> **Problem requirements**: Compute how many lines in the entries below contain "structure", and output nothing but the number.

Records from a dataset:

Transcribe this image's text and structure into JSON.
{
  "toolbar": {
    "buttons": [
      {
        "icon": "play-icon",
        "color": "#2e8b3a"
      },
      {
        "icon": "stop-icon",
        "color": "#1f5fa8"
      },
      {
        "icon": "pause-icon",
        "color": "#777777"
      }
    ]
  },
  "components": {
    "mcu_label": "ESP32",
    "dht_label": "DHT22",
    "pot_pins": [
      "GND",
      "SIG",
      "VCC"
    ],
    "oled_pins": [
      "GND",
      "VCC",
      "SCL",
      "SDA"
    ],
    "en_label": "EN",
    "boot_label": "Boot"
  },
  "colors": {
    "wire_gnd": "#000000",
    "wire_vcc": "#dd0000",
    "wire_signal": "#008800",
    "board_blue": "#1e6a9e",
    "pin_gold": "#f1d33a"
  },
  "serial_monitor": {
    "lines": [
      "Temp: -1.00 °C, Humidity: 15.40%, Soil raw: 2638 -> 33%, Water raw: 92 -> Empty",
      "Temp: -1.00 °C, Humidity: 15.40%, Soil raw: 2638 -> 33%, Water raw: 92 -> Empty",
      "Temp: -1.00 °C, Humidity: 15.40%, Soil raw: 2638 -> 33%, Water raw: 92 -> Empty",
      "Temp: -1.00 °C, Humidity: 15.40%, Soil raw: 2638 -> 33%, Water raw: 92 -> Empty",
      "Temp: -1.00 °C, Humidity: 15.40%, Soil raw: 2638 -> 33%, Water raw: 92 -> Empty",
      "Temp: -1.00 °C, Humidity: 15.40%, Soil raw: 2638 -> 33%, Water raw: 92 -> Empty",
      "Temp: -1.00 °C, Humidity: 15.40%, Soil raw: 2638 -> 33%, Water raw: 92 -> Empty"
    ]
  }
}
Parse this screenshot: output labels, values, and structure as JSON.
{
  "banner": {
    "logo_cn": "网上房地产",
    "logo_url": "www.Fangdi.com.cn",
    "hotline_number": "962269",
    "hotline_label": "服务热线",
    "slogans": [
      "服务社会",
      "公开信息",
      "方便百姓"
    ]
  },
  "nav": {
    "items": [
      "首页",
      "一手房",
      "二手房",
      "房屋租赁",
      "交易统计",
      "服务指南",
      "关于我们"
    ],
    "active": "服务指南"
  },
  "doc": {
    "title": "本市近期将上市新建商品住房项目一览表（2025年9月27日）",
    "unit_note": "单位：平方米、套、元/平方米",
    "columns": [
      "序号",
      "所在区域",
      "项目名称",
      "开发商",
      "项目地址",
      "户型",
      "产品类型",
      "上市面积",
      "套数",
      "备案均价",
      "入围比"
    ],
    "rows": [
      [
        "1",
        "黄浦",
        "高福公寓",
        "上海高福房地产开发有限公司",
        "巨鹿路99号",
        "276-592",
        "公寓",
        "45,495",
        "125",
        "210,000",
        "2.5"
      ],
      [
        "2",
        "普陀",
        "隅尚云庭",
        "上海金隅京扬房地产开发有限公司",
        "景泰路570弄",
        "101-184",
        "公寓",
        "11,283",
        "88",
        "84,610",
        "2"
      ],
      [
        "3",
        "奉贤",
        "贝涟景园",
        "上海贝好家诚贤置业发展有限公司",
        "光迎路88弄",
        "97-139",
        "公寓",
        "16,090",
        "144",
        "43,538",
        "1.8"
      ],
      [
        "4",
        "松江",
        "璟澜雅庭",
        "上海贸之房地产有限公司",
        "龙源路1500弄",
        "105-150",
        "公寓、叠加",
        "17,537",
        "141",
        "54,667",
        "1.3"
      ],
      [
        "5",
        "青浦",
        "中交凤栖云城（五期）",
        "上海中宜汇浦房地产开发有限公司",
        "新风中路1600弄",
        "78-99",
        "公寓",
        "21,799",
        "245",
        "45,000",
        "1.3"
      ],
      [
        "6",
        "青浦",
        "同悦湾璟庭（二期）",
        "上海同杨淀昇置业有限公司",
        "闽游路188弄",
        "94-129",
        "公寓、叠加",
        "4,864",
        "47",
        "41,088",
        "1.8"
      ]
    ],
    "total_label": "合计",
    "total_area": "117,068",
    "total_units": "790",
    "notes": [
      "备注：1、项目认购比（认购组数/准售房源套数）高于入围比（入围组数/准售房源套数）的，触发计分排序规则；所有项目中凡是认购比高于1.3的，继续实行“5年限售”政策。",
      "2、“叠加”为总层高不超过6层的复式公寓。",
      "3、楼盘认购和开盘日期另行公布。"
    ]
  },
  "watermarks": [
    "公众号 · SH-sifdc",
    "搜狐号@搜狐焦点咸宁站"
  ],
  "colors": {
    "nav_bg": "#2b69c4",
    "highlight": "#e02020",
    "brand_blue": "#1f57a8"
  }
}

> **Answer**: 2